Title: Assistant Professor, Department of Architecture, College of Engineering and Architecture, Howard University
Education: B.A., architecture and visual studies, University of Pennsylvania; and M.A., architecture, Columbia University
Career mentors: Dr. Mabel Wilson, Columbia University; Danielle Smoller, Columbia University; Dr. Hazel Edwards, Howard University; Bradford Grant, Howard University; and Rashida Ng, University of Pennsylvania
Words of wisdom/advice for new faculty members: “Your work matters. Follow your passion and persevere while ensuring that you are practicing self-care.”
When it comes to the study of architecture, often the subject is presented through a Eurocentric lens. But Dahlia Nduom, an assistant professor in the department of architecture at Howard University, is on a mission to change that.

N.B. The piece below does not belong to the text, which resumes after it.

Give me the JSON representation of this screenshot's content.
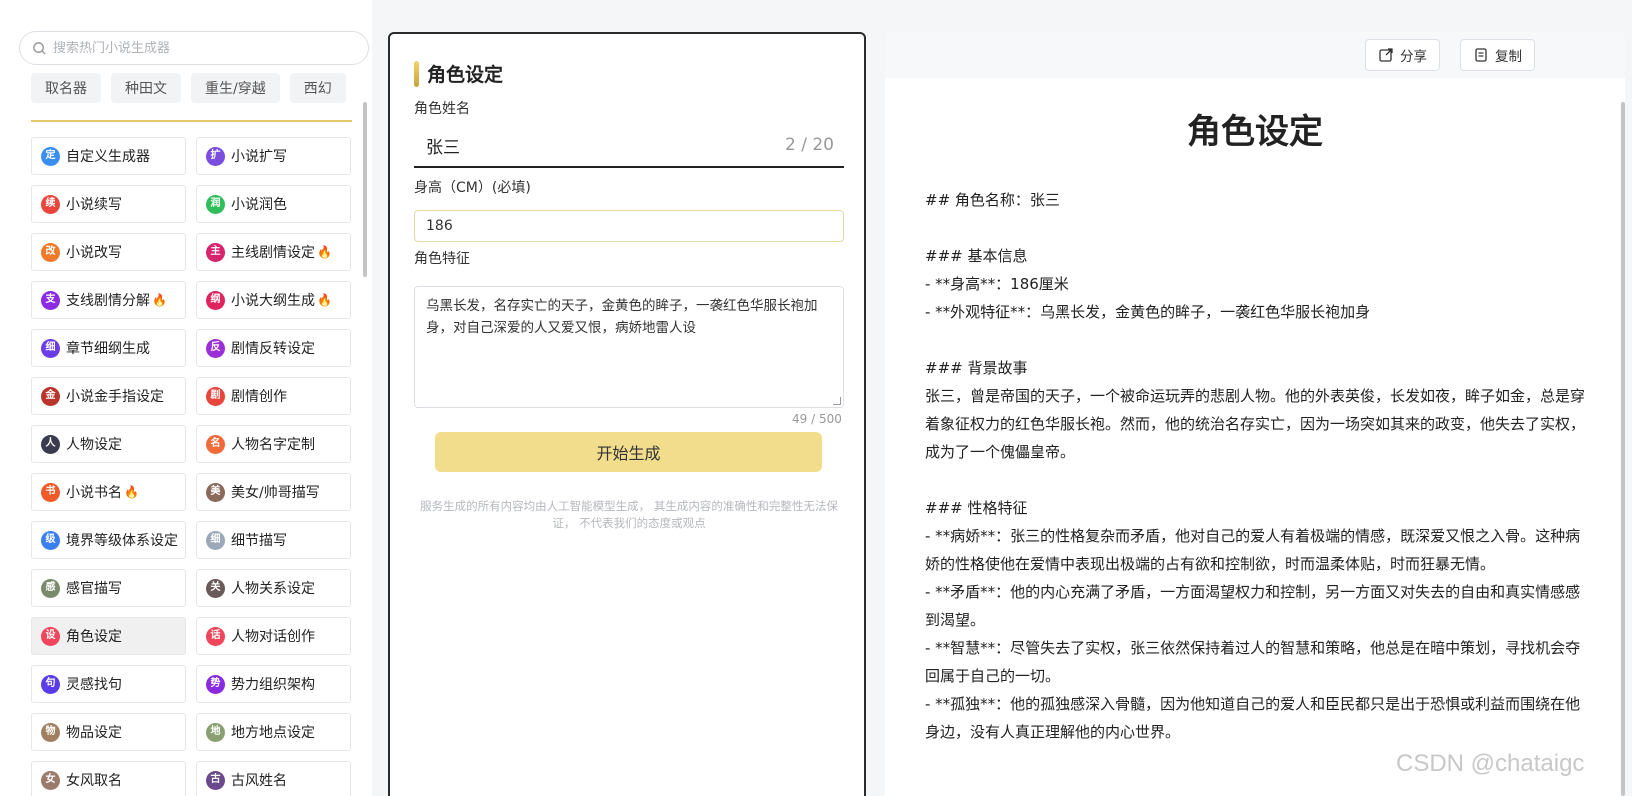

Nduom wants students to gain a better understanding of architecture in the African diaspora in general and in the Caribbean in particular. Through her design studios and her research, Nduom is educating architects of the future and about how there’s much more to Caribbean architecture than what can be gleaned from postcards and brochures for tourists.
“When people think of the Caribbean, there’s a singular narrative of what the architecture is,” says Nduom. “It’s either the thatched roof – like the straw hut on the beach – or it’s colonial architecture, and that’s been it.
“So, there’s these stereotypes around the architecture that has developed over centuries,” Nduom continues. “And there wasn’t a lot being written about the nuances of that architecture, which I discovered when I was trying to teach a class here about it, and I couldn’t find a lot of material on Caribbean architecture.”
The lack of such materials is what prompted Nduom to take a closer look at Caribbean architecture and illuminate the various cultural, environmental, social, and political forces that have affected how Caribbean architecture has evolved – from 16th and 17th century colonialism to 1950s tourism.
One of Nduom’s projects uses Jamaica as a case study to explore the “legacy of colonial and tourism consumption, which has contributed to the narrative of an ‘exotic’ tropical paradise.”
Among other things, the project seeks to analyze images from the 18th and 19th centuries that were “crafted to remove associations of death, disease, and the horrors of slavery” by promoting the Caribbean as picturesque.
Colleagues say Nduom’s research fills a critical void.
“Her research into the architecture and environments of the African diaspora is cutting edge and necessary in adding to the understanding and knowledge of Black experience,” says Bradford C. Grant, professor and interim chairperson in the department of architecture at Howard University.
Nduom’s architectural career begins in the Caribbean. Growing up in Antigua, Nduom says she recognized early on that there was “something really powerful to me about being able to put something out into the world and have an impact on people.” A relative introduced her to architect Andrew Goodenough and asked if he could give her a way to put her knack for drawing to use. She began interning for Goodenough’s architectural firm during the summer while still in high school. She was about 14.
“I was just like learning AutoCAD, helping with the drawing,” Nduom recalls. “That’s what kind of solidified it for me, just being in that office and being able to shadow [Goodenough].”
After she completed high school, which in Antigua typically happens at age 16, Nduom decided to branch out and learn more about the field.
“Being in Antigua, it’s — you know — it’s small, and I thought, ‘OK, I want to kind of branch out and go beyond the Caribbean to get more exposure and experience, which is what led me to the U.S.,” Nduom remembers.
After earning a bachelor’s degree in architecture and visual studies from the University of Pennsylvania in 2006 and a Master of Architecture degree from Columbia University in 2009, Nduom worked as a junior designer, junior architect, and eventually project lead at a series of firms around the world, from New York City to Accra, Ghana. She launched her own firm – an architecture research studio called Dahlia Nduom Design – with offices in Accra and Washington, D.C., from 2015 to 2017.
When Nduom speaks to her students, she doesn’t speak much about projects in which she had a role. Rather, she speaks about how architecture and design can be political – building walls, for instance, to separate people versus building bridges to bring people together. As winner of the 2022 Architect Educator award from the Washington Architectural Foundation, Nduom also stresses the importance of doing what it takes to overcome the many hurdles of becoming an architect, from paying for costly licensure exams to completing the exams in a timely manner. But the payoff, Nduom says, is being able to shape the structures of the society in which we live.
“So, what I tell my students is just, you know, to persevere through it,” Nduom says, “especially if they’re able to get in and have a seat at the table, right, to be able to drive change in the built environment.”